Twitter. To quote Dickens, the best of times, the worst of times. Twitter's reaction to The Sun's front page "story" that "1 in 5 Brit Muslims' have some sympathy for jihadis", based on an exceptionally ropey interpretation of clear research, definitely the best of times.
For British Muslims, Twitter was awash with self-deprecating tweets mocking aspects of our own particular brand of British culture; shared with and enjoyed by those non Muslim Brits whose lives are closely entwined with ours (remember we are not all the same - equal but not identikit British Citizens).
A friend of mine swears blind that the best way to get a parking space on the Coventry Road in Birmingham - an area with a large Muslim population - is simply to walk along the road with her tiny Westie puppy. The way parts; people (and their cars) flee! So my personal favourite bit of twitter banter came from @raztweets:
The sense of humour of the British public ridicules and exposes the fragility of a weak argument more quickly and successfully than almost any other medium. It's like a crowdsourced take down.
What's problematic however is that twitter may make us feel better - and on Monday evening I did feel better knowing that Great British Banter had rowed in behind us - but a twitter mauling does not occupy the same space as a Sun front page. The Sun proudly proclaims on its advertising portal - "Size matters: if The Sun was a TV programme it would be the second biggest in the UK."
And that's kind of the problem isn't it.
I like to imagine that the BBC News at Ten might report the fightback - Huw Edwards' lilting tones telling us that "today on twitter Great British Banter has given some serious smack down to The Sun and Islamophobia with the perfectly pitched #1in5muslims campaign..."
But of course that doesn't happen and a deluge of excellent Twitter banter is not enough to repair the damage done.
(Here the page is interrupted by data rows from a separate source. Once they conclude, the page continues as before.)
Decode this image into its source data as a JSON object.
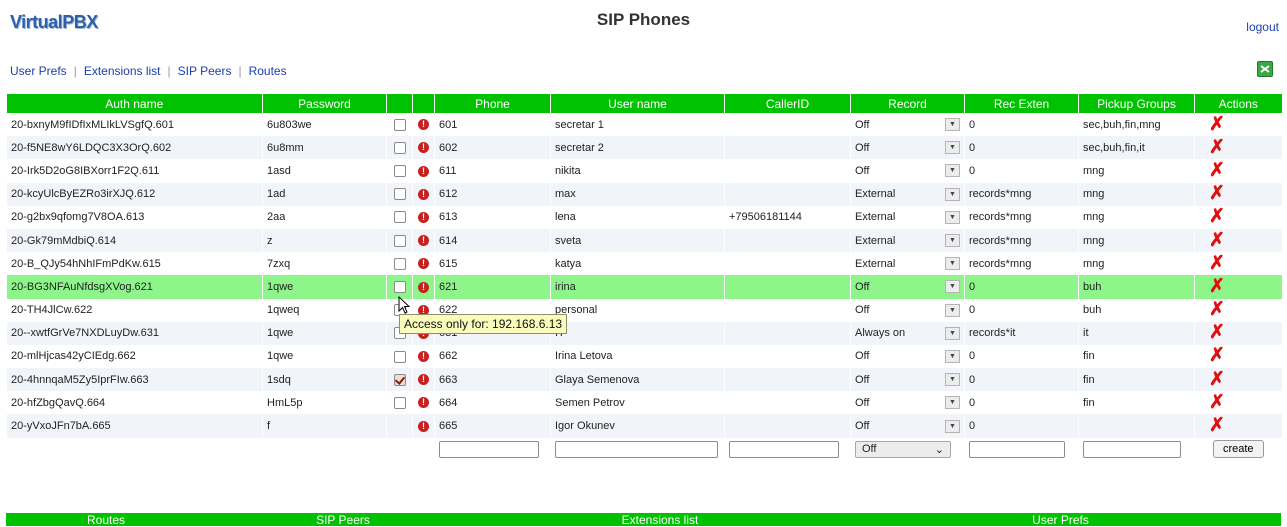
{
  "header": {
    "logo_text": "VirtualPBX",
    "title": "SIP Phones",
    "logout_label": "logout"
  },
  "nav": {
    "items": [
      "User Prefs",
      "Extensions list",
      "SIP Peers",
      "Routes"
    ],
    "export_icon": "spreadsheet-export-icon"
  },
  "table": {
    "columns": [
      "Auth name",
      "Password",
      "",
      "",
      "Phone",
      "User name",
      "CallerID",
      "Record",
      "Rec Exten",
      "Pickup Groups",
      "Actions"
    ],
    "rows": [
      {
        "auth": "20-bxnyM9fIDfIxMLIkLVSgfQ.601",
        "password": "6u803we",
        "checked": false,
        "phone": "601",
        "user": "secretar 1",
        "callerid": "",
        "record": "Off",
        "rec_exten": "0",
        "pickup": "sec,buh,fin,mng"
      },
      {
        "auth": "20-f5NE8wY6LDQC3X3OrQ.602",
        "password": "6u8mm",
        "checked": false,
        "phone": "602",
        "user": "secretar 2",
        "callerid": "",
        "record": "Off",
        "rec_exten": "0",
        "pickup": "sec,buh,fin,it"
      },
      {
        "auth": "20-Irk5D2oG8IBXorr1F2Q.611",
        "password": "1asd",
        "checked": false,
        "phone": "611",
        "user": "nikita",
        "callerid": "",
        "record": "Off",
        "rec_exten": "0",
        "pickup": "mng"
      },
      {
        "auth": "20-kcyUlcByEZRo3irXJQ.612",
        "password": "1ad",
        "checked": false,
        "phone": "612",
        "user": "max",
        "callerid": "",
        "record": "External",
        "rec_exten": "records*mng",
        "pickup": "mng"
      },
      {
        "auth": "20-g2bx9qfomg7V8OA.613",
        "password": "2aa",
        "checked": false,
        "phone": "613",
        "user": "lena",
        "callerid": "+79506181144",
        "record": "External",
        "rec_exten": "records*mng",
        "pickup": "mng"
      },
      {
        "auth": "20-Gk79mMdbiQ.614",
        "password": "z",
        "checked": false,
        "phone": "614",
        "user": "sveta",
        "callerid": "",
        "record": "External",
        "rec_exten": "records*mng",
        "pickup": "mng"
      },
      {
        "auth": "20-B_QJy54hNhIFmPdKw.615",
        "password": "7zxq",
        "checked": false,
        "phone": "615",
        "user": "katya",
        "callerid": "",
        "record": "External",
        "rec_exten": "records*mng",
        "pickup": "mng"
      },
      {
        "auth": "20-BG3NFAuNfdsgXVog.621",
        "password": "1qwe",
        "checked": false,
        "phone": "621",
        "user": "irina",
        "callerid": "",
        "record": "Off",
        "rec_exten": "0",
        "pickup": "buh"
      },
      {
        "auth": "20-TH4JlCw.622",
        "password": "1qweq",
        "checked": false,
        "phone": "622",
        "user": "personal",
        "callerid": "",
        "record": "Off",
        "rec_exten": "0",
        "pickup": "buh"
      },
      {
        "auth": "20--xwtfGrVe7NXDLuyDw.631",
        "password": "1qwe",
        "checked": false,
        "phone": "631",
        "user": "IT",
        "callerid": "",
        "record": "Always on",
        "rec_exten": "records*it",
        "pickup": "it"
      },
      {
        "auth": "20-mlHjcas42yCIEdg.662",
        "password": "1qwe",
        "checked": false,
        "phone": "662",
        "user": "Irina Letova",
        "callerid": "",
        "record": "Off",
        "rec_exten": "0",
        "pickup": "fin"
      },
      {
        "auth": "20-4hnnqaM5Zy5IprFIw.663",
        "password": "1sdq",
        "checked": true,
        "phone": "663",
        "user": "Glaya Semenova",
        "callerid": "",
        "record": "Off",
        "rec_exten": "0",
        "pickup": "fin"
      },
      {
        "auth": "20-hfZbgQavQ.664",
        "password": "HmL5p",
        "checked": false,
        "phone": "664",
        "user": "Semen Petrov",
        "callerid": "",
        "record": "Off",
        "rec_exten": "0",
        "pickup": "fin"
      },
      {
        "auth": "20-yVxoJFn7bA.665",
        "password": "f",
        "checked": null,
        "phone": "665",
        "user": "Igor Okunev",
        "callerid": "",
        "record": "Off",
        "rec_exten": "0",
        "pickup": ""
      }
    ],
    "highlight_row": 7,
    "new_row": {
      "record_default": "Off",
      "create_label": "create"
    }
  },
  "tooltip": {
    "text": "Access only for: 192.168.6.13"
  },
  "footer": {
    "items": [
      "Routes",
      "SIP Peers",
      "Extensions list",
      "User Prefs"
    ]
  },
  "colors": {
    "header_green": "#00c200",
    "highlight": "#8ef58a",
    "delete_red": "#e01010",
    "alt_row": "#f1f4f8"
  }
}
That Sun Front page reached maybe 5 or 6 million people. Are #1in5SunReaders on Twitter? Have #1in5Sunreaders seen the #1in5Muslims hashtag and understood that their paper of choice was being misleading, deliberately so? Have #1in5SunReaders rejected that headline, and will they know that they mustn't let it poison their view of their fellow citizens?
I don't know the answer to the first of those questions, but I fear that the answer to the other two is probably not.
And that's why I have sent a letter to the editor of The Sun, co-signed by other colleagues, asking for a meeting; for them to explain to me and other MPs why they decided to take a piece of data (19% of Muslims have some sympathy for those who have gone to Syria to fight) and turn it into something completely different (19% of Muslims have some sympathy for those who have gone to fight with IS). No comparison with non Muslims, no representation of the trends. No recognition that the question didn't refer to IS at all. All kinds of wrong here.
Why did The Sun chose to misreport in this way?
What was so important that they wanted to say 1 in 5 Muslims support IS rather than British Muslims are only marginally more likely than the rest of the population to have sympathy for those who go and fight in Syria?
And I feel deeply uneasy about the likely answer. Because - not withstanding that they haven't agreed to meet me yet to explain -it can probably only be that they wanted to pursue a negative, sensationalist story to sell more newspapers.
That's good for them, but for British Muslims not so much.
This is the third time I have written for the Huffington Post about the media portrayal of Muslims. But it's the first time I can say I am starting to feel the occasional twinge of insecurity. Because it's getting harder to just laugh things off. I may have felt better on Monday night but by Tuesday morning deep uneasiness set in.
People are afraid. I understand that. I am afraid. I am afraid that IS terrorists will come into our country and do what they did in Paris. But I'm also afraid of the anti-Muslim backlash. Hate crime has gone up, according to TellMAMA, by 300% in the week since the Paris attack.
We were all reminded of the fragility of life two weeks ago. That could have been any one of us out for a meal with friends or at a concert. The Sun would do well to remember some words from the Bible: A divided house cannot stand. So don't divide us now. There is too much at stake.
Shabana Mahmood is the Labour MP for Birmingham Ladywood